State health officials are crowing over a new federal report that shows the obesity rate in one area of Iowa’s population is falling. Data from the Centers for Disease Control and Prevention finds the obesity rate for low-income two-to-four-year-olds in Iowa dropped from 15.1-percent to 14.4-percent between 2008 and 2011.
Jill Lange, director of the state’s Supplemental Nutrition Program for Women, Infants and Children, or WIC, says it’s a drop of less than one-percent, but it’s a good start.
“We consider it a big deal because it’s actually going down,” Lange says. “We’ve spent so many years with the trends going up that just even this small decline is very great news for us and lets us know we’ve finally maybe turned that corner and are making some improvements in the obesity rate.”
Lange could not attribute the drop in the obesity rate to any one program, as she says there are a variety of efforts underway to get Iowans to exercise and eat healthier. As for the WIC program, she says some changes were implemented in 2009.
“We made changes which included fresh fruits and vegetables, whole grains, and also providing low-fat and fat-free milk to the participants,” Lange says. “This is something that was totally different than what had been happening before.”
Kayla Shipley, a registered dietitian, is the executive officer of the health promotion unit at the Iowa Department of Public Health. Shipley says they’ve awarded grants to more than one-quarter of Iowa’s counties to focus on healthy eating.
“Twenty-five of our Iowa counties are implementing Community Transformation Grant strategies to increase the availability of healthy food options,” Shipley says. “We’re starting to see more locations with healthier food options in concession stands, in movie theatres, more access to farmers markets.”

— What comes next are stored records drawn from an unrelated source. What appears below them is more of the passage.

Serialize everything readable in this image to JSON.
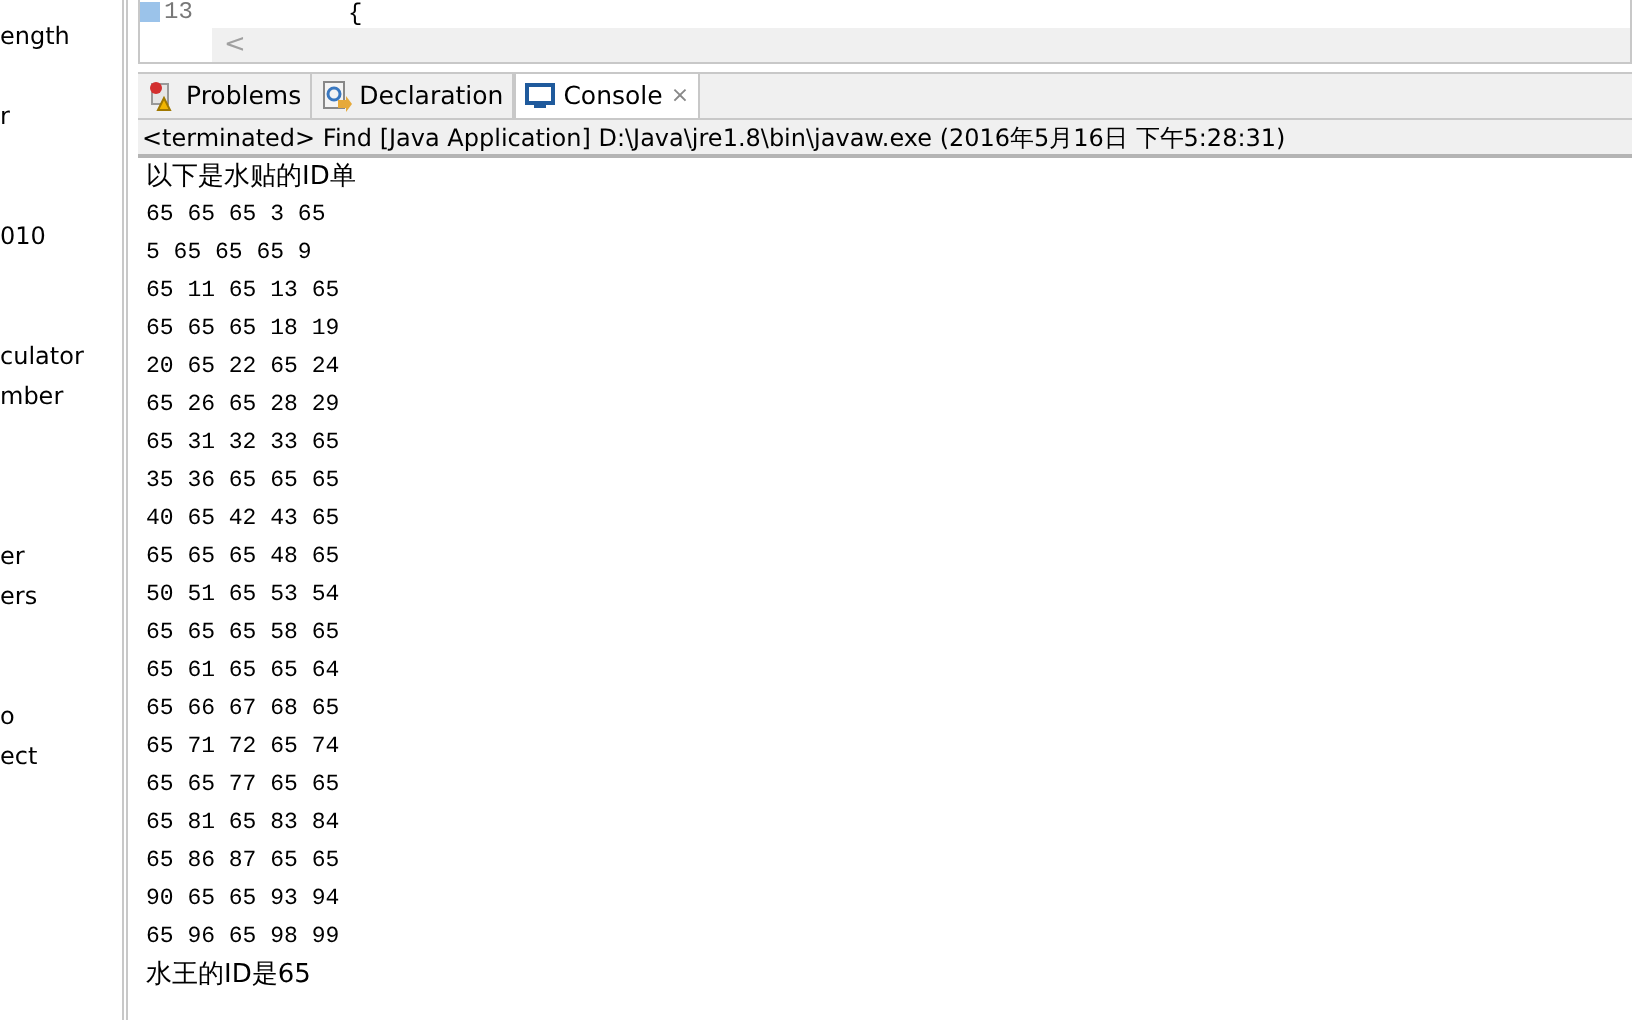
{
  "sidebar": {
    "items": [
      "ength",
      "r",
      "010",
      "culator",
      "mber",
      "er",
      "ers",
      "o",
      "ect"
    ]
  },
  "editor": {
    "line_number": "13",
    "code_line": "{",
    "scroll_arrow": "<"
  },
  "tabs": [
    {
      "label": "Problems",
      "selected": false
    },
    {
      "label": "Declaration",
      "selected": false
    },
    {
      "label": "Console",
      "selected": true,
      "close": "⨯"
    }
  ],
  "console": {
    "header": "<terminated> Find [Java Application] D:\\Java\\jre1.8\\bin\\javaw.exe (2016年5月16日 下午5:28:31)",
    "lines": [
      "以下是水贴的ID单",
      "65 65 65 3 65",
      "5 65 65 65 9",
      "65 11 65 13 65",
      "65 65 65 18 19",
      "20 65 22 65 24",
      "65 26 65 28 29",
      "65 31 32 33 65",
      "35 36 65 65 65",
      "40 65 42 43 65",
      "65 65 65 48 65",
      "50 51 65 53 54",
      "65 65 65 58 65",
      "65 61 65 65 64",
      "65 66 67 68 65",
      "65 71 72 65 74",
      "65 65 77 65 65",
      "65 81 65 83 84",
      "65 86 87 65 65",
      "90 65 65 93 94",
      "65 96 65 98 99",
      "水王的ID是65"
    ]
  }
}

Studies show children are five times more likely to be overweight or obese as an adult if they are overweight or obese between the ages of three and five years. The CDC report shows Iowa is among 19 states with drops in obesity rates among that select group of children.